Task to complete: Could you reproduce all of the records exactly?
Data supplied section start
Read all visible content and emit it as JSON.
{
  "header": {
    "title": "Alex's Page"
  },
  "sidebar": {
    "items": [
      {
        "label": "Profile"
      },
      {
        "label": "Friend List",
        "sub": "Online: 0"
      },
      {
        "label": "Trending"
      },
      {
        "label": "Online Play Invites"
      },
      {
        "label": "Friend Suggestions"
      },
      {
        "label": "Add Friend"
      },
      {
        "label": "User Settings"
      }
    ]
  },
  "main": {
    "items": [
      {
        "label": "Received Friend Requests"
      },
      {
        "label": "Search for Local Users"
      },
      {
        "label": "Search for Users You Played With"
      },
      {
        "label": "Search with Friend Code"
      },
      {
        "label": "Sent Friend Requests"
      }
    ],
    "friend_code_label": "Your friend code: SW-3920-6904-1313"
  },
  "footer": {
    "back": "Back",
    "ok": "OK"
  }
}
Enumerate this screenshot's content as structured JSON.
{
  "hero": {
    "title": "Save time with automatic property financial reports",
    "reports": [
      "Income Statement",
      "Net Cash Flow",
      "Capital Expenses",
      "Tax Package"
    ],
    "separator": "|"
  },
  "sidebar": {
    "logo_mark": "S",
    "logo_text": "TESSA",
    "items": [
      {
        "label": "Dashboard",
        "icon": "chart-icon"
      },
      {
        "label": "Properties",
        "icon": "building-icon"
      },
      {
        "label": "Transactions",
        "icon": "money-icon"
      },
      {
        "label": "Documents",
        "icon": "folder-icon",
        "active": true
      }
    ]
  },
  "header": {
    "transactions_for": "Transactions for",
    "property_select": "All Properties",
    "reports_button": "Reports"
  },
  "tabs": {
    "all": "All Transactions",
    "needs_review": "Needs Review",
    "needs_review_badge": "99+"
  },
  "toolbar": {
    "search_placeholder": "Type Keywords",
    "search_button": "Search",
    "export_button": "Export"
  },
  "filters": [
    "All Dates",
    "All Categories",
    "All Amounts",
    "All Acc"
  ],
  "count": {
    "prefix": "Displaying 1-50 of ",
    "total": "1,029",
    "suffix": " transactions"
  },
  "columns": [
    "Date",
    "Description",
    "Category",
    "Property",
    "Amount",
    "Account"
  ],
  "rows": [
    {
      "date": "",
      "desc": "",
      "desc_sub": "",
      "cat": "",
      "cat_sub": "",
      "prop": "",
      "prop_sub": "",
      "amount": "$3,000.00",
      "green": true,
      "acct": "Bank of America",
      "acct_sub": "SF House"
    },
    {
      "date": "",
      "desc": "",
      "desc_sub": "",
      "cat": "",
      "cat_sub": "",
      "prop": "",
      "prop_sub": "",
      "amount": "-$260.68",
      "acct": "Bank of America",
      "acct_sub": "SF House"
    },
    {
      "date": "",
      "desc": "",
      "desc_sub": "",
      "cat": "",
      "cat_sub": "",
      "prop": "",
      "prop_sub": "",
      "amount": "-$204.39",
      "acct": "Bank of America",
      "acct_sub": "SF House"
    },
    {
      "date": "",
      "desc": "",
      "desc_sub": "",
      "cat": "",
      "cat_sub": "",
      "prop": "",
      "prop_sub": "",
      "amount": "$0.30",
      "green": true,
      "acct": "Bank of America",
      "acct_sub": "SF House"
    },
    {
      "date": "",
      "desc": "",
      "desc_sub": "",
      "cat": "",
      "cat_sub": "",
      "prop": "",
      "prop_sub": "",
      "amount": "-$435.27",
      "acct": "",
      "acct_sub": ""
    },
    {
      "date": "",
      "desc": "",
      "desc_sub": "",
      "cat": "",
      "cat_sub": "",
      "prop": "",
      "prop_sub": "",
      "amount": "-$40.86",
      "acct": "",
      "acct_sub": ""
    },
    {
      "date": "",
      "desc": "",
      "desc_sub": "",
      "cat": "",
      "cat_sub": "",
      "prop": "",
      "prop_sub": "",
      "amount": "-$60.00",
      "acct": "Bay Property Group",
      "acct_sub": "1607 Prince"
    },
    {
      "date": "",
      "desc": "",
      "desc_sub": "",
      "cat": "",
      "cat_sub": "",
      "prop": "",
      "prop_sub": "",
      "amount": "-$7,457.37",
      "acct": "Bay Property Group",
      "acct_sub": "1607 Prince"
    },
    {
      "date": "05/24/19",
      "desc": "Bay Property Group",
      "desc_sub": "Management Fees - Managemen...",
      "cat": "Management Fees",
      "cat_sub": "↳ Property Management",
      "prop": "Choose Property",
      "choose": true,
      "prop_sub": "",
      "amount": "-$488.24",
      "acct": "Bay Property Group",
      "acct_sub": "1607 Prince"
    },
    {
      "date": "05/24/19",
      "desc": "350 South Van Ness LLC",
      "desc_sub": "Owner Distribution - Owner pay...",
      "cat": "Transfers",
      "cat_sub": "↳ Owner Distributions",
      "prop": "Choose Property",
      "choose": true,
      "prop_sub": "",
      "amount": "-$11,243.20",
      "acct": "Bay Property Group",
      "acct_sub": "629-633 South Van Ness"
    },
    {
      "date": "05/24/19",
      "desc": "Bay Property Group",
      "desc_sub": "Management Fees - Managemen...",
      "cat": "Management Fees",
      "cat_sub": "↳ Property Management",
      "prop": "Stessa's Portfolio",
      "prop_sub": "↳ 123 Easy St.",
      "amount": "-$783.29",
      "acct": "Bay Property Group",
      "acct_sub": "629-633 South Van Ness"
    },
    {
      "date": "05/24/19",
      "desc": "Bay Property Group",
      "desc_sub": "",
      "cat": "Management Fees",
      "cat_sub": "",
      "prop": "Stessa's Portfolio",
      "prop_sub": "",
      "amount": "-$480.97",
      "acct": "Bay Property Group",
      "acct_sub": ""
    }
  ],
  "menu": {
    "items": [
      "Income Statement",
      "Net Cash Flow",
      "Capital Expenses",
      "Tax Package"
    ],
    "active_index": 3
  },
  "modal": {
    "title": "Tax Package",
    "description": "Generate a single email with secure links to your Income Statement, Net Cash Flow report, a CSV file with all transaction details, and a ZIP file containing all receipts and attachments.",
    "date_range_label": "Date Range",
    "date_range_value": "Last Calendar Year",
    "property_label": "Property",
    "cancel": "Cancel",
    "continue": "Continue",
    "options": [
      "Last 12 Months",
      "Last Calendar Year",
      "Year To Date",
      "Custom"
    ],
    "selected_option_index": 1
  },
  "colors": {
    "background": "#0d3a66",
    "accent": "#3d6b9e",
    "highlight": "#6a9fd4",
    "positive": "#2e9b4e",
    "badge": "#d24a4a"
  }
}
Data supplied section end
Task solution:
Read all visible content and emit it as JSON.
{
  "header": {
    "title": "Alex's Page"
  },
  "sidebar": {
    "items": [
      {
        "label": "Profile"
      },
      {
        "label": "Friend List",
        "sub": "Online: 0"
      },
      {
        "label": "Trending"
      },
      {
        "label": "Online Play Invites"
      },
      {
        "label": "Friend Suggestions"
      },
      {
        "label": "Add Friend"
      },
      {
        "label": "User Settings"
      }
    ]
  },
  "main": {
    "items": [
      {
        "label": "Received Friend Requests"
      },
      {
        "label": "Search for Local Users"
      },
      {
        "label": "Search for Users You Played With"
      },
      {
        "label": "Search with Friend Code"
      },
      {
        "label": "Sent Friend Requests"
      }
    ],
    "friend_code_label": "Your friend code: SW-3920-6904-1313"
  },
  "footer": {
    "back": "Back",
    "ok": "OK"
  }
}
Enumerate this screenshot's content as structured JSON.
{
  "hero": {
    "title": "Save time with automatic property financial reports",
    "reports": [
      "Income Statement",
      "Net Cash Flow",
      "Capital Expenses",
      "Tax Package"
    ],
    "separator": "|"
  },
  "sidebar": {
    "logo_mark": "S",
    "logo_text": "TESSA",
    "items": [
      {
        "label": "Dashboard",
        "icon": "chart-icon"
      },
      {
        "label": "Properties",
        "icon": "building-icon"
      },
      {
        "label": "Transactions",
        "icon": "money-icon"
      },
      {
        "label": "Documents",
        "icon": "folder-icon",
        "active": true
      }
    ]
  },
  "header": {
    "transactions_for": "Transactions for",
    "property_select": "All Properties",
    "reports_button": "Reports"
  },
  "tabs": {
    "all": "All Transactions",
    "needs_review": "Needs Review",
    "needs_review_badge": "99+"
  },
  "toolbar": {
    "search_placeholder": "Type Keywords",
    "search_button": "Search",
    "export_button": "Export"
  },
  "filters": [
    "All Dates",
    "All Categories",
    "All Amounts",
    "All Acc"
  ],
  "count": {
    "prefix": "Displaying 1-50 of ",
    "total": "1,029",
    "suffix": " transactions"
  },
  "columns": [
    "Date",
    "Description",
    "Category",
    "Property",
    "Amount",
    "Account"
  ],
  "rows": [
    {
      "date": "",
      "desc": "",
      "desc_sub": "",
      "cat": "",
      "cat_sub": "",
      "prop": "",
      "prop_sub": "",
      "amount": "$3,000.00",
      "green": true,
      "acct": "Bank of America",
      "acct_sub": "SF House"
    },
    {
      "date": "",
      "desc": "",
      "desc_sub": "",
      "cat": "",
      "cat_sub": "",
      "prop": "",
      "prop_sub": "",
      "amount": "-$260.68",
      "acct": "Bank of America",
      "acct_sub": "SF House"
    },
    {
      "date": "",
      "desc": "",
      "desc_sub": "",
      "cat": "",
      "cat_sub": "",
      "prop": "",
      "prop_sub": "",
      "amount": "-$204.39",
      "acct": "Bank of America",
      "acct_sub": "SF House"
    },
    {
      "date": "",
      "desc": "",
      "desc_sub": "",
      "cat": "",
      "cat_sub": "",
      "prop": "",
      "prop_sub": "",
      "amount": "$0.30",
      "green": true,
      "acct": "Bank of America",
      "acct_sub": "SF House"
    },
    {
      "date": "",
      "desc": "",
      "desc_sub": "",
      "cat": "",
      "cat_sub": "",
      "prop": "",
      "prop_sub": "",
      "amount": "-$435.27",
      "acct": "",
      "acct_sub": ""
    },
    {
      "date": "",
      "desc": "",
      "desc_sub": "",
      "cat": "",
      "cat_sub": "",
      "prop": "",
      "prop_sub": "",
      "amount": "-$40.86",
      "acct": "",
      "acct_sub": ""
    },
    {
      "date": "",
      "desc": "",
      "desc_sub": "",
      "cat": "",
      "cat_sub": "",
      "prop": "",
      "prop_sub": "",
      "amount": "-$60.00",
      "acct": "Bay Property Group",
      "acct_sub": "1607 Prince"
    },
    {
      "date": "",
      "desc": "",
      "desc_sub": "",
      "cat": "",
      "cat_sub": "",
      "prop": "",
      "prop_sub": "",
      "amount": "-$7,457.37",
      "acct": "Bay Property Group",
      "acct_sub": "1607 Prince"
    },
    {
      "date": "05/24/19",
      "desc": "Bay Property Group",
      "desc_sub": "Management Fees - Managemen...",
      "cat": "Management Fees",
      "cat_sub": "↳ Property Management",
      "prop": "Choose Property",
      "choose": true,
      "prop_sub": "",
      "amount": "-$488.24",
      "acct": "Bay Property Group",
      "acct_sub": "1607 Prince"
    },
    {
      "date": "05/24/19",
      "desc": "350 South Van Ness LLC",
      "desc_sub": "Owner Distribution - Owner pay...",
      "cat": "Transfers",
      "cat_sub": "↳ Owner Distributions",
      "prop": "Choose Property",
      "choose": true,
      "prop_sub": "",
      "amount": "-$11,243.20",
      "acct": "Bay Property Group",
      "acct_sub": "629-633 South Van Ness"
    },
    {
      "date": "05/24/19",
      "desc": "Bay Property Group",
      "desc_sub": "Management Fees - Managemen...",
      "cat": "Management Fees",
      "cat_sub": "↳ Property Management",
      "prop": "Stessa's Portfolio",
      "prop_sub": "↳ 123 Easy St.",
      "amount": "-$783.29",
      "acct": "Bay Property Group",
      "acct_sub": "629-633 South Van Ness"
    },
    {
      "date": "05/24/19",
      "desc": "Bay Property Group",
      "desc_sub": "",
      "cat": "Management Fees",
      "cat_sub": "",
      "prop": "Stessa's Portfolio",
      "prop_sub": "",
      "amount": "-$480.97",
      "acct": "Bay Property Group",
      "acct_sub": ""
    }
  ],
  "menu": {
    "items": [
      "Income Statement",
      "Net Cash Flow",
      "Capital Expenses",
      "Tax Package"
    ],
    "active_index": 3
  },
  "modal": {
    "title": "Tax Package",
    "description": "Generate a single email with secure links to your Income Statement, Net Cash Flow report, a CSV file with all transaction details, and a ZIP file containing all receipts and attachments.",
    "date_range_label": "Date Range",
    "date_range_value": "Last Calendar Year",
    "property_label": "Property",
    "cancel": "Cancel",
    "continue": "Continue",
    "options": [
      "Last 12 Months",
      "Last Calendar Year",
      "Year To Date",
      "Custom"
    ],
    "selected_option_index": 1
  },
  "colors": {
    "background": "#0d3a66",
    "accent": "#3d6b9e",
    "highlight": "#6a9fd4",
    "positive": "#2e9b4e",
    "badge": "#d24a4a"
  }
}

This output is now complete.